By Matt Tullos
Special assistant to the executive director
Pastors are amazing. They speak every Sunday. They provide leadership to teams and champion the vision of the church. They are there for the most joyous and most despairing moments of life: when babies are born, when brides are married, when people die.
Traditionally, October is a month we honor and bless our pastors. Some churches give a gift certificate, a book, or a tie. But if we all blessed our pastors in these practical ways, it would be worth so much more. These commonsense strategies cost you nothing, but they would be priceless to him.
1. Honor and appreciate his wife. Many churches assume that the pastor’s wife needs to fit the cookie-cutter model of the perfect wife. She plays the piano, quietly smiles, has no opinions, serves in the nursery, leads the women’s Bible study, decorates the wedding parlor, attends every WMU meeting, and always appears perfect inside and out. Here’s a shocker: This woman doesn’t exist. Your pastor’s wife might do one or two of these things, but she is unique and has an important role to play in your church.
2. Don’t bring up issues or concerns 10 minutes before the morning worship service begins. He’s been prayerfully working all week toward that job. So, help him keep his focus by eliminating distractions.
3. Realize that Sundays come around on a fairly consistent basis. We’d all like to have those Sundays where attendance tops last Sunday, the altars are full during the invitation, the sermon is filled with hilarious anecdotes, and with awe inspiring illustrations and life-altering epiphanies. The truth is every pastor has good and bad Sundays.
The best thing you can do is lift his spirits on those Sundays when things fall apart. Find a way to encourage and specifically comment on some way that God spoke to you through his message. Make sure he is taking a day off. Sunday, of all days, doesn’t count.

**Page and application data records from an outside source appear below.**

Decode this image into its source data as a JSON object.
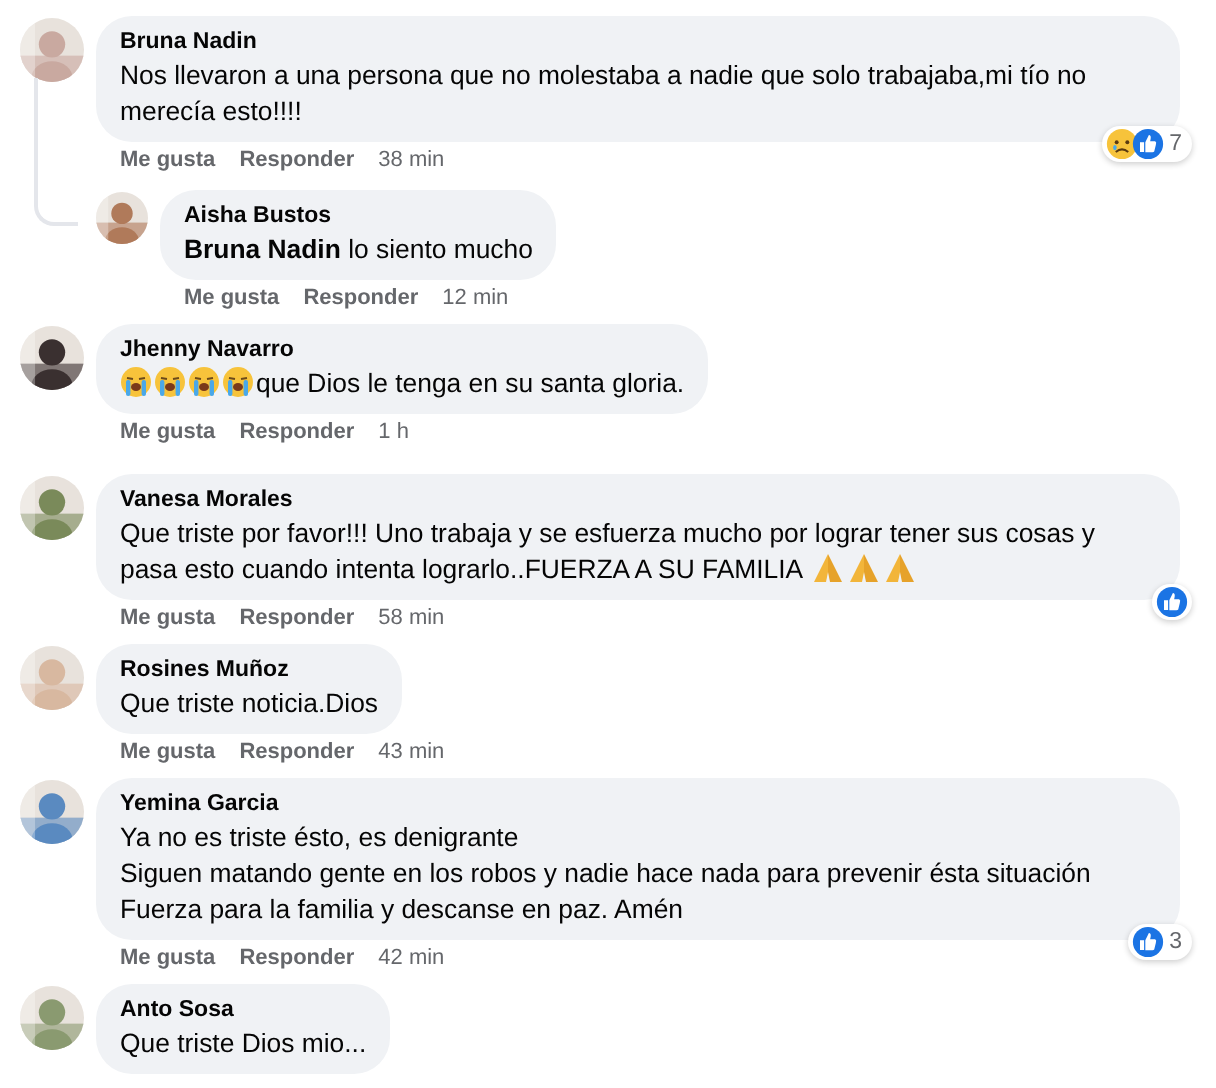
{
  "comments": [
    {
      "author": "Bruna Nadin",
      "lines": [
        {
          "text": "Nos llevaron a una persona que no molestaba a nadie que solo trabajaba,mi tío no"
        },
        {
          "text": "merecía esto!!!!"
        }
      ],
      "actions": {
        "like": "Me gusta",
        "reply": "Responder",
        "time": "38 min"
      },
      "reactions": {
        "icons": [
          {
            "kind": "sad"
          },
          {
            "kind": "like"
          }
        ],
        "count": "7"
      },
      "replies": [
        {
          "author": "Aisha Bustos",
          "lines": [
            {
              "text": "**Bruna Nadin** lo siento mucho"
            }
          ],
          "actions": {
            "like": "Me gusta",
            "reply": "Responder",
            "time": "12 min"
          }
        }
      ]
    },
    {
      "author": "Jhenny Navarro",
      "lines": [
        {
          "lead_icons": [
            {
              "kind": "crying"
            },
            {
              "kind": "crying"
            },
            {
              "kind": "crying"
            },
            {
              "kind": "crying"
            }
          ],
          "text": "que Dios le tenga en su santa gloria."
        }
      ],
      "actions": {
        "like": "Me gusta",
        "reply": "Responder",
        "time": "1 h"
      }
    },
    {
      "author": "Vanesa Morales",
      "lines": [
        {
          "text": "Que triste por favor!!! Uno trabaja y se esfuerza mucho por lograr tener sus cosas y"
        },
        {
          "text": "pasa esto cuando intenta lograrlo..FUERZA A SU FAMILIA",
          "trail_icons": [
            {
              "kind": "praying"
            },
            {
              "kind": "praying"
            },
            {
              "kind": "praying"
            }
          ]
        }
      ],
      "actions": {
        "like": "Me gusta",
        "reply": "Responder",
        "time": "58 min"
      },
      "reactions": {
        "icons": [
          {
            "kind": "like"
          }
        ]
      }
    },
    {
      "author": "Rosines Muñoz",
      "lines": [
        {
          "text": "Que triste noticia.Dios"
        }
      ],
      "actions": {
        "like": "Me gusta",
        "reply": "Responder",
        "time": "43 min"
      }
    },
    {
      "author": "Yemina Garcia",
      "lines": [
        {
          "text": "Ya no es triste ésto, es denigrante"
        },
        {
          "text": "Siguen matando gente en los robos y nadie hace nada para prevenir ésta situación"
        },
        {
          "text": "Fuerza para la familia y descanse en paz. Amén"
        }
      ],
      "actions": {
        "like": "Me gusta",
        "reply": "Responder",
        "time": "42 min"
      },
      "reactions": {
        "icons": [
          {
            "kind": "like"
          }
        ],
        "count": "3"
      }
    },
    {
      "author": "Anto Sosa",
      "lines": [
        {
          "text": "Que triste Dios mio..."
        }
      ]
    }
  ]
}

There’s an unwritten rule among pastors: “Don’t resign on a Monday.” If a pastor is doing it right, his adrenal glands are usually shot on a Monday. He needs to have at least one day where he experiences a sacred, everybody-knows-it, day off.
4. Have his back. That invisible bullseye on his back placed by the enemy really exists! The best thing you can do is to pray for him and deflect some of the nonsense he may be experiencing on any given Sunday (or Monday, Tuesday, Wednesday, Thursday, Friday, or Saturday).
If he is being talked about, criticized, or derided at the coffee shop in his absence, you might be wondering what to say. Here’s a suggested response: “Wait a second, that’s my pastor you’re talking about.” This sentence shuts down the sewage value 99.7 percent of the time!
If you’re in a leadership position in your church, you become a sounding board for everyone who thinks your pastor is obtuse, lazy, overbearing, driven, long-winded, shallow, manipulative, disorganized, carnal, pharisaical, aloof, nosey, trite, over-analytical, under-educated, simple, complex, late, early, egregious, spineless, stubborn, and/or incompetent. Do not listen to any of them. Ever.
5. Love his kids. Like the pastor’s wife, the PK is not on the payroll. They are in the fishbowl. Help them to find the blue oceans of grace found in a healthy church family.
6. Lend a hand. The shared experience of every pastor is that as his head hits the pillow at the end of the day, there’s always at least 10 things that he didn’t finish. The work of a pastor is a cascading to-do list of challenges and transformations. He could have made one more visit, completed preparation for one more sermon, met with one more leader, or wrote one more e-mail.
If there is a way to lighten his load, offer assistance. One pastor in Tennessee shared with me recently that after a busy three-funeral-week he was awakened by the sound of a deacon mowing his grass. He said it was the greatest gift he could have received at that moment.
7. Become a Great Commission believer. Every pastor should be a soul winner, but not the only one. I remember an active church member saying to our pastor, “Evangelism? Me? That’s what we pay you to do!”
That’s so wrong in so many ways. God called all of us to be on mission. The pastor should equip us to evangelize. The layperson will enter spaces that the pastor will never be able to go. Evangelism is an “everybody” thing.
There, you have it. Seven easy ways to honor your pastor, not just in October, but every day of the week and twice on Sunday. B&R